Despite what many people think, falling is not a normal part of aging. There are many things we can do to prevent falls, and winter time is a leading culprit that significantly increases the risk of falling.

There are many causes of falls, and some that contribute to fall risk in aging adults include:

  1. Decreased sensation in the feet that leads to an inability to feel the surface you’re standing on.
  2. Multiple medications have the side effect of dizziness and imbalance.
  3. Many older adults walk with an unsteady gait, even when weather is not a factor, which means the addition of ice and snow adds another level of challenge to safe walking.
  4. Weakness from lack of activity increases fall risk substantially. People think avoiding exercise and activity will keep them safe, but the reverse is true.

Almost 3 million older adults per year are treated for fall-related injuries. Almost one million of them require hospitalization, primarily for head injuries or hip fractures. The chances of falling increases after age 65, and significantly worsen after age 75. In older adults, falls are the leading cause of fatal and non-fatal injuries.

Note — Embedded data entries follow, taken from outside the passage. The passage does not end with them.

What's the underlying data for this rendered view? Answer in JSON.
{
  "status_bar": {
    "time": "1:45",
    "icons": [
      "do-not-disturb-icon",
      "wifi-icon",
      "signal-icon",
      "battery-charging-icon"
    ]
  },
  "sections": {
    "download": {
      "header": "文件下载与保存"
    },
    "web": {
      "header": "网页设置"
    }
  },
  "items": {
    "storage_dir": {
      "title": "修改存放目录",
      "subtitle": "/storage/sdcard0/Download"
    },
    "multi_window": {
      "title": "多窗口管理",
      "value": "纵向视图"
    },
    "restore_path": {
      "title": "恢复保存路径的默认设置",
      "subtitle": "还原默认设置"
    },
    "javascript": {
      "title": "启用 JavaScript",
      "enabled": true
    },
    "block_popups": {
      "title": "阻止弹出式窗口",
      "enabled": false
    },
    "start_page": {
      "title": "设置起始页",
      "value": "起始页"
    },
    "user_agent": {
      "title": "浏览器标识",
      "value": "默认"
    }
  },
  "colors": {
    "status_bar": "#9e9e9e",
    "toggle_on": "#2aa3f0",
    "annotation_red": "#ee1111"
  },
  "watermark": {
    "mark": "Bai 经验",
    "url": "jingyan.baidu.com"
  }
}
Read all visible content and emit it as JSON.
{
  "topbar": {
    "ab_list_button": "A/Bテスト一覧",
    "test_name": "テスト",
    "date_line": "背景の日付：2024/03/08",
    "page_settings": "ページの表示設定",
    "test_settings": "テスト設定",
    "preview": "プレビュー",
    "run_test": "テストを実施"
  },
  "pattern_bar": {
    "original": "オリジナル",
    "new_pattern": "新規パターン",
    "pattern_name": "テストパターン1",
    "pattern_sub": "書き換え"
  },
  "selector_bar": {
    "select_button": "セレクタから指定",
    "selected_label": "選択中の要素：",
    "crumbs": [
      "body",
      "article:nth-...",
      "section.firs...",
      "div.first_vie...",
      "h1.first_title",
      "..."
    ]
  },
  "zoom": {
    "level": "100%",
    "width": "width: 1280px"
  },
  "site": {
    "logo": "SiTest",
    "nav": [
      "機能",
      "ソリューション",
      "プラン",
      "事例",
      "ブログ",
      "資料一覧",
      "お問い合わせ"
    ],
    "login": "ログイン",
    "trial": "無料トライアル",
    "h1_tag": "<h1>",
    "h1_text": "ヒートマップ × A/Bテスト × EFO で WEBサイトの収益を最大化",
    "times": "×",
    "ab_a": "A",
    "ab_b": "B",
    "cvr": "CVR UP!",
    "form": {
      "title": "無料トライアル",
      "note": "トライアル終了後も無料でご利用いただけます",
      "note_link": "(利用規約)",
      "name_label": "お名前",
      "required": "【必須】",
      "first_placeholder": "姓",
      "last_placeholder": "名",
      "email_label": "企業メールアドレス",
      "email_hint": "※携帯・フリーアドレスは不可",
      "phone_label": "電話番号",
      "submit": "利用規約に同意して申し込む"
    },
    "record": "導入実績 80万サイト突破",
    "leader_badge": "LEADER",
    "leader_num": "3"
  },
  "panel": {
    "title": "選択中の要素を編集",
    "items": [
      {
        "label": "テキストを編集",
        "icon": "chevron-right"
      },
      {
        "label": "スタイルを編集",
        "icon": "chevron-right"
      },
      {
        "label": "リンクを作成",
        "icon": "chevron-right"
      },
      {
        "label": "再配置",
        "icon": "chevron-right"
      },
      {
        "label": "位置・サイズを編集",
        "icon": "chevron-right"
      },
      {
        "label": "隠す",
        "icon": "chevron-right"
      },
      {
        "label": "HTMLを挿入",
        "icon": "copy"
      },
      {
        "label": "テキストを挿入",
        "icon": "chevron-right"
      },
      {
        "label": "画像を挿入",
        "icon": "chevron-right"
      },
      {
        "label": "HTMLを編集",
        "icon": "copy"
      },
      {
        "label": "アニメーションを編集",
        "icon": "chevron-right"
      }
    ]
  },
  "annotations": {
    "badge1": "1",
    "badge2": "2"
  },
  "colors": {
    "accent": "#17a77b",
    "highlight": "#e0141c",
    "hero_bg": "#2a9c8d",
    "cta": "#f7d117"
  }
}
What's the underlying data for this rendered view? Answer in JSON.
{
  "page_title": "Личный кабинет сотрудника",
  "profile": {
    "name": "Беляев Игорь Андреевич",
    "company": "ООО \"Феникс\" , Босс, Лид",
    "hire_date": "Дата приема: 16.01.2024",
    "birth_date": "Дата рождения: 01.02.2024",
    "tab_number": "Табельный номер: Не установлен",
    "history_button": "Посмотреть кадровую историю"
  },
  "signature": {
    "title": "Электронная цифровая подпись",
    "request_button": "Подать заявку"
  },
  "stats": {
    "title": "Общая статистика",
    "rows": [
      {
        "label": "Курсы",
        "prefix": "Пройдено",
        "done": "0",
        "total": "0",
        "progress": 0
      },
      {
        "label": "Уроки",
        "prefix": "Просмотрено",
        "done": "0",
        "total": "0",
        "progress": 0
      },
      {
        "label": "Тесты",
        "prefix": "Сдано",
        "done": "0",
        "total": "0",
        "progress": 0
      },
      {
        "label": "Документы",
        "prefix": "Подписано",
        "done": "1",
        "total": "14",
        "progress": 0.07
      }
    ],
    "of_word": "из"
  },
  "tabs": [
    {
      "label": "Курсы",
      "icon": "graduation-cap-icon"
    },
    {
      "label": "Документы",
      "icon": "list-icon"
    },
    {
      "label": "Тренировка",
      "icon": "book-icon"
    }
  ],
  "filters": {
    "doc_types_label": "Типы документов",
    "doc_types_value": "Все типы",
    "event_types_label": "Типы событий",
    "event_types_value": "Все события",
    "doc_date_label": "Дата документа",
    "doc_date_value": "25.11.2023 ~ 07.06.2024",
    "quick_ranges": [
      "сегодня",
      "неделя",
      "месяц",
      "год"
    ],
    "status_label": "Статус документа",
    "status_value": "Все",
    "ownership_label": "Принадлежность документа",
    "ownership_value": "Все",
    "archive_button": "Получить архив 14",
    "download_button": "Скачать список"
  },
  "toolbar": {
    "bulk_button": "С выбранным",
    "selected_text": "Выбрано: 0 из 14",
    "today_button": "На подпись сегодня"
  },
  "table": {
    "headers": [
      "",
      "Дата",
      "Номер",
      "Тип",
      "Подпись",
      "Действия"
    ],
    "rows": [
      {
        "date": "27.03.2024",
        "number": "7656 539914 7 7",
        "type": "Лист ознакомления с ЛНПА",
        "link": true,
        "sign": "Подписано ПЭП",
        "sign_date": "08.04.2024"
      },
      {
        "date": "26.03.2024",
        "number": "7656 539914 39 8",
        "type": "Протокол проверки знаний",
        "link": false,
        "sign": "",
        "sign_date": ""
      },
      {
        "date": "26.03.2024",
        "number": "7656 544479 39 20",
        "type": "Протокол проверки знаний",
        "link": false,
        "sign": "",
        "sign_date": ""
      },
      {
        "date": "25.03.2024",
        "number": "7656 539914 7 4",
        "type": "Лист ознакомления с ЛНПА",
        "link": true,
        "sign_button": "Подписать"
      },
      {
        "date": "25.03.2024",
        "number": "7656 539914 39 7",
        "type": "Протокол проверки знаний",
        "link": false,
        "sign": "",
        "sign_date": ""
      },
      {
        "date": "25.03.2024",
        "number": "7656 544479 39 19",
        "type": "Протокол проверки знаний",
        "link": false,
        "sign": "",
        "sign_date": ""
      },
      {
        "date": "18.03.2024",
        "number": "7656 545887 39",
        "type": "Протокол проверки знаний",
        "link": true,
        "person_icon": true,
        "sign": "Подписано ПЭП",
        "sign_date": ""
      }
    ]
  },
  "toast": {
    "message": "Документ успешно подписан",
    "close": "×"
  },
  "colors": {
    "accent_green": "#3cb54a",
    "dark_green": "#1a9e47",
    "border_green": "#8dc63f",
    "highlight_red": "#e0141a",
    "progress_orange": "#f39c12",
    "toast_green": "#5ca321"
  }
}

In fact, over 20% of people who suffer a hip fracture will die within one year. Of those that survive, over 50% will never return to their prior baseline.

So, what can you do to help protect yourself from falling, particularly during the winter months? Some of our suggestions include:

  1. Plan trips and errands around the weather when possible. Only leave for essential trips when the weather is poor.
  2. Give yourself plenty of time to get from place to place. Hurrying only makes you more likely to fall.
  3. Be careful when getting in and out of your vehicle. Always hold securely to a door or another person.
  4. Choose alternate routes in and out of buildings and pick the safest entry point, even if it means you have to drive around for an extra minute to find the safest location.
  5. Pride really does go before a fall. Don’t be afraid to ask for help simply because you are embarrassed or feel you are inconveniencing another person. Safety first!
  6. Wear supportive shoes or boots with textures on the bottom that supply adequate grip. Safety is far more important than fashion.
  7. Avoid carrying items to keep hands free for stability and balance.
  8. Use handrails whenever they are provided.
  9. Clean your shoes after going inside. Snow and ice can freeze onto the soles of your shoes and become treacherous, even indoors.
  10. Use your assistive device as it has been prescribed. Canes and walkers were invented for a reason: to keep you safe!

Falls cause many injuries and disrupt normal mobility and quality of life. Take care whenever you step outside the door and always keep in mind the risks associated with weather-related changes. In the case that you do experience a fall, your Oaklawn Physical Rehabilitation team is here to help!